### Exercise
Leave the pictures aside and copy all the data exactly.
--
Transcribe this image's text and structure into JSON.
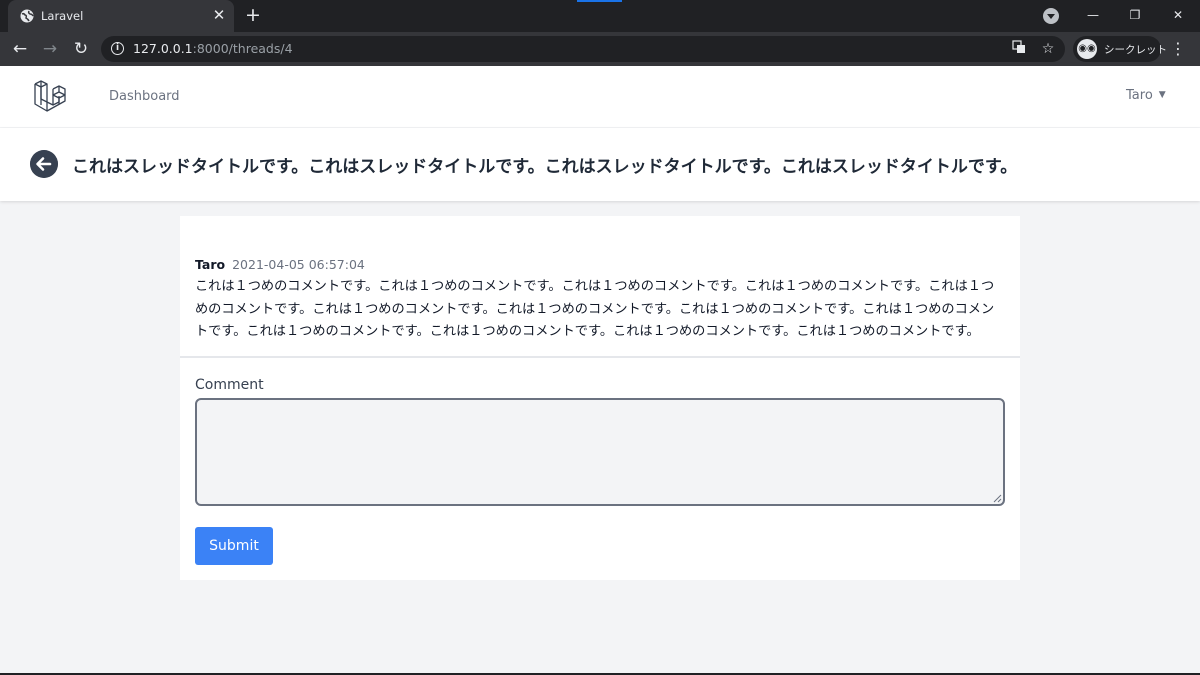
{
  "browser": {
    "tab_title": "Laravel",
    "url_host": "127.0.0.1",
    "url_path": ":8000/threads/4",
    "incognito_label": "シークレット"
  },
  "app_nav": {
    "dashboard_label": "Dashboard",
    "user_name": "Taro"
  },
  "page": {
    "title": "これはスレッドタイトルです。これはスレッドタイトルです。これはスレッドタイトルです。これはスレッドタイトルです。"
  },
  "comment": {
    "author": "Taro",
    "timestamp": "2021-04-05 06:57:04",
    "body": "これは１つめのコメントです。これは１つめのコメントです。これは１つめのコメントです。これは１つめのコメントです。これは１つめのコメントです。これは１つめのコメントです。これは１つめのコメントです。これは１つめのコメントです。これは１つめのコメントです。これは１つめのコメントです。これは１つめのコメントです。これは１つめのコメントです。これは１つめのコメントです。"
  },
  "form": {
    "comment_label": "Comment",
    "comment_value": "",
    "submit_label": "Submit"
  },
  "colors": {
    "primary_button": "#3b82f6",
    "page_background": "#f3f4f6"
  }
}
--
### Written response
Transcribe this image's text and structure into JSON.
{
  "browser": {
    "tab_title": "Laravel",
    "url_host": "127.0.0.1",
    "url_path": ":8000/threads/4",
    "incognito_label": "シークレット"
  },
  "app_nav": {
    "dashboard_label": "Dashboard",
    "user_name": "Taro"
  },
  "page": {
    "title": "これはスレッドタイトルです。これはスレッドタイトルです。これはスレッドタイトルです。これはスレッドタイトルです。"
  },
  "comment": {
    "author": "Taro",
    "timestamp": "2021-04-05 06:57:04",
    "body": "これは１つめのコメントです。これは１つめのコメントです。これは１つめのコメントです。これは１つめのコメントです。これは１つめのコメントです。これは１つめのコメントです。これは１つめのコメントです。これは１つめのコメントです。これは１つめのコメントです。これは１つめのコメントです。これは１つめのコメントです。これは１つめのコメントです。これは１つめのコメントです。"
  },
  "form": {
    "comment_label": "Comment",
    "comment_value": "",
    "submit_label": "Submit"
  },
  "colors": {
    "primary_button": "#3b82f6",
    "page_background": "#f3f4f6"
  }
}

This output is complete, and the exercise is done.